▸ **Try it**: In the entries that follow, how many lines hold the string "Latest"? Give only that number.
+++ Data for processing
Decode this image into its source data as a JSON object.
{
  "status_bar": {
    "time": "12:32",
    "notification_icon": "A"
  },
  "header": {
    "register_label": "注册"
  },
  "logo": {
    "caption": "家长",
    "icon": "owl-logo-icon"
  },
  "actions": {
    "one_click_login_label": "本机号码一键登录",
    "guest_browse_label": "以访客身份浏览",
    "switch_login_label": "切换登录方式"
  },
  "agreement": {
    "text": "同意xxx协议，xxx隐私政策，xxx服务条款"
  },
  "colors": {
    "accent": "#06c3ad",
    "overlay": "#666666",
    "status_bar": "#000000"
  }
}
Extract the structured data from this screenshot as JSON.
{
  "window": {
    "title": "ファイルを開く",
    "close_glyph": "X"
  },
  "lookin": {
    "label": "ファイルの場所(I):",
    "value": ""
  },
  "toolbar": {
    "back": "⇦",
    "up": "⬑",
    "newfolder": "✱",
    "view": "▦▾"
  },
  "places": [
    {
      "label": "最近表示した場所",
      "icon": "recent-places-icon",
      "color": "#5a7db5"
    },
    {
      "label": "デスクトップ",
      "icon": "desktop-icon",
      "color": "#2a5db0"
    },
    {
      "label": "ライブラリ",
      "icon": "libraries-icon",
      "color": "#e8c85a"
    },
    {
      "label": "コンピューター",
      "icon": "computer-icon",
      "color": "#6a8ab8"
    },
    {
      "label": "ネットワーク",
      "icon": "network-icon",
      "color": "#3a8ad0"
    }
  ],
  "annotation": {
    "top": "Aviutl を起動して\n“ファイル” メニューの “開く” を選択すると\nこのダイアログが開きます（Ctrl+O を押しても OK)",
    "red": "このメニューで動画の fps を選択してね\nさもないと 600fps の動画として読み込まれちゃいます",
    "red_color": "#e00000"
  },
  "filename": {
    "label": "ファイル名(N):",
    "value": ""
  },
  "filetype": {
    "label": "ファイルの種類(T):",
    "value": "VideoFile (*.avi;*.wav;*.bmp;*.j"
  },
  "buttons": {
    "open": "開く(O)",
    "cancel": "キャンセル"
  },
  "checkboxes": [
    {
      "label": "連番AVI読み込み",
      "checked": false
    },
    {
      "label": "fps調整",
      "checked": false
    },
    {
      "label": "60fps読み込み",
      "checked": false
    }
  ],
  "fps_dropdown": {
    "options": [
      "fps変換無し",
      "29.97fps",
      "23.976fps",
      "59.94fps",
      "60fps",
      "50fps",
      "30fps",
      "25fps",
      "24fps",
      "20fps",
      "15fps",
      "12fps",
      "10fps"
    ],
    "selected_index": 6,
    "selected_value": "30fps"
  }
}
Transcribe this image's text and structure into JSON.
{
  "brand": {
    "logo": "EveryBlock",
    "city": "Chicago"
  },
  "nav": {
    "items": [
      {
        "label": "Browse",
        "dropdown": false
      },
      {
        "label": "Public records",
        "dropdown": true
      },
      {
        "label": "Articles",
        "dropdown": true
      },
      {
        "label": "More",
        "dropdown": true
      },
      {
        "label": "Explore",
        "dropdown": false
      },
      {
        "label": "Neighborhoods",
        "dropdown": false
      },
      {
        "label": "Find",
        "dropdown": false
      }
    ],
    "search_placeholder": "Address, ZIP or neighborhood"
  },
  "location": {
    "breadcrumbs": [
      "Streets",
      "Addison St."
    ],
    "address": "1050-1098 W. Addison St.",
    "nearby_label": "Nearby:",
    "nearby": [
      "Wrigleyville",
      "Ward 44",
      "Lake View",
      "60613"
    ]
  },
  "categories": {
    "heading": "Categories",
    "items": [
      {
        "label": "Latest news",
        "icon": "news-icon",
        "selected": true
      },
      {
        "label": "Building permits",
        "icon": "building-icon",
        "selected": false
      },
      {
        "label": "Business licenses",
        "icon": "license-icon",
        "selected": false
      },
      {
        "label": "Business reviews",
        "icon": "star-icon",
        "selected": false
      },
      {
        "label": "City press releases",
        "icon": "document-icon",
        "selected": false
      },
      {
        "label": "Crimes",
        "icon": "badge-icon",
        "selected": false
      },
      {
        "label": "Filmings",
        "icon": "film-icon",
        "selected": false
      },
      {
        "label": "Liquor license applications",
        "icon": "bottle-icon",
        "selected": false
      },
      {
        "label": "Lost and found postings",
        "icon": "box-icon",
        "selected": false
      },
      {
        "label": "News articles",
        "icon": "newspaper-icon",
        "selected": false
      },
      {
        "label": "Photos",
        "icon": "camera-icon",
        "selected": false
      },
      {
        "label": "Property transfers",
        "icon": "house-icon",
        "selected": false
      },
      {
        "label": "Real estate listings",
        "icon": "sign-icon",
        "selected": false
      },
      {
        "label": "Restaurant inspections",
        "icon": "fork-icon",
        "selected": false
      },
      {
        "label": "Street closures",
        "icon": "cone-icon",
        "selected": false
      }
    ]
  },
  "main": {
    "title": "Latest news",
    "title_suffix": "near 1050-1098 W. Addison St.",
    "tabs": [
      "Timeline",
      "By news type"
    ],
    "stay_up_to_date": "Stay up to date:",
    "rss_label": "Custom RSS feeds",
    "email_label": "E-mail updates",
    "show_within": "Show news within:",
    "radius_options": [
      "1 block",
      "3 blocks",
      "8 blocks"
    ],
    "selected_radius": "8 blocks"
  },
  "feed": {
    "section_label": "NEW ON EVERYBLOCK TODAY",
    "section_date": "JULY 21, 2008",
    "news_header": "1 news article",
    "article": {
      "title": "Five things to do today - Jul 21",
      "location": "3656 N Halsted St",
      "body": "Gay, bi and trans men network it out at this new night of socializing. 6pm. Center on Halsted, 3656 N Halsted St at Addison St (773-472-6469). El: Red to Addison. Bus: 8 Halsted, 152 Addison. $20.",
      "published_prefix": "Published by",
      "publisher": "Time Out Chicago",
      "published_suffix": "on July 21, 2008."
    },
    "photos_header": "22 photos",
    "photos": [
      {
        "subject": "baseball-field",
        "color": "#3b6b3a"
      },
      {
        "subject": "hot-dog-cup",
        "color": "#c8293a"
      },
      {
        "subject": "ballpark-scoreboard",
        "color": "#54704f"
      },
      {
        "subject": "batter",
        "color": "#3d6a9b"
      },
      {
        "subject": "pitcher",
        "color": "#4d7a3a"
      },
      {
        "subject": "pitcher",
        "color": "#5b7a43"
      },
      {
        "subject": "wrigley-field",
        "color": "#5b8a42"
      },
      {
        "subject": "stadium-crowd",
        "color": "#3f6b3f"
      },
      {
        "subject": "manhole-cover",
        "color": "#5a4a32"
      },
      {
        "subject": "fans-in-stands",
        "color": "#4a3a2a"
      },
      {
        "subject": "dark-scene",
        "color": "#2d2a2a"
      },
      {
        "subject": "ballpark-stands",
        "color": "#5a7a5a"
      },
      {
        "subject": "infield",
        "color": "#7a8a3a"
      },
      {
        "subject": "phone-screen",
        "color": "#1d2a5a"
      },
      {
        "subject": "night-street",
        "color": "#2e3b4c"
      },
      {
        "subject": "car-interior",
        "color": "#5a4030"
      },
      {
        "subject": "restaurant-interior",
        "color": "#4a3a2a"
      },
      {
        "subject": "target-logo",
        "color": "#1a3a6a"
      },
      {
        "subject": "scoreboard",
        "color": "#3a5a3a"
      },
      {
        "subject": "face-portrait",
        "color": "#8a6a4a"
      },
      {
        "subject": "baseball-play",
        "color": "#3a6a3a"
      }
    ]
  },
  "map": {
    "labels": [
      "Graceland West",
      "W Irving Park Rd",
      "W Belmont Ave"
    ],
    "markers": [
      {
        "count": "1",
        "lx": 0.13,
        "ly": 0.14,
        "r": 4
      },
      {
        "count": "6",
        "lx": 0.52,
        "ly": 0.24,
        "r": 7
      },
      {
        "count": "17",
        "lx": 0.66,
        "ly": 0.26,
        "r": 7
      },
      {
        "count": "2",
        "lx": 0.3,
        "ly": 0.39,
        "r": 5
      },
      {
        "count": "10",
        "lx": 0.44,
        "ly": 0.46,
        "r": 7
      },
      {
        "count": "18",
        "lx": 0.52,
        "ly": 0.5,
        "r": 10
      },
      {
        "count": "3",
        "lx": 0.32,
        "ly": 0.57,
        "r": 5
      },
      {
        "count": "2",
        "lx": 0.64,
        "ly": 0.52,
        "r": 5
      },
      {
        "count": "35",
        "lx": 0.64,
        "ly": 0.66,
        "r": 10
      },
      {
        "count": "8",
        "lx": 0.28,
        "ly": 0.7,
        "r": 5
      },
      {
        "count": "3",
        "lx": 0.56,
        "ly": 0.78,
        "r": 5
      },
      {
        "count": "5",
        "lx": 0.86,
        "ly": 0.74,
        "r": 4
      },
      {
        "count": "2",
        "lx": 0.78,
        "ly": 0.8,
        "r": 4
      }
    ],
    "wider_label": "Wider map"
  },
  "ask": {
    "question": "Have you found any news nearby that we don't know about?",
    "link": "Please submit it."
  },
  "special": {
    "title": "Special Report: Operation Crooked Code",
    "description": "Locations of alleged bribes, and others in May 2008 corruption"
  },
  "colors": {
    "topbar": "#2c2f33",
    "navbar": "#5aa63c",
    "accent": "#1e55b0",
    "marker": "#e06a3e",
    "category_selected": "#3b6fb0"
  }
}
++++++
▸ **Task response**: 2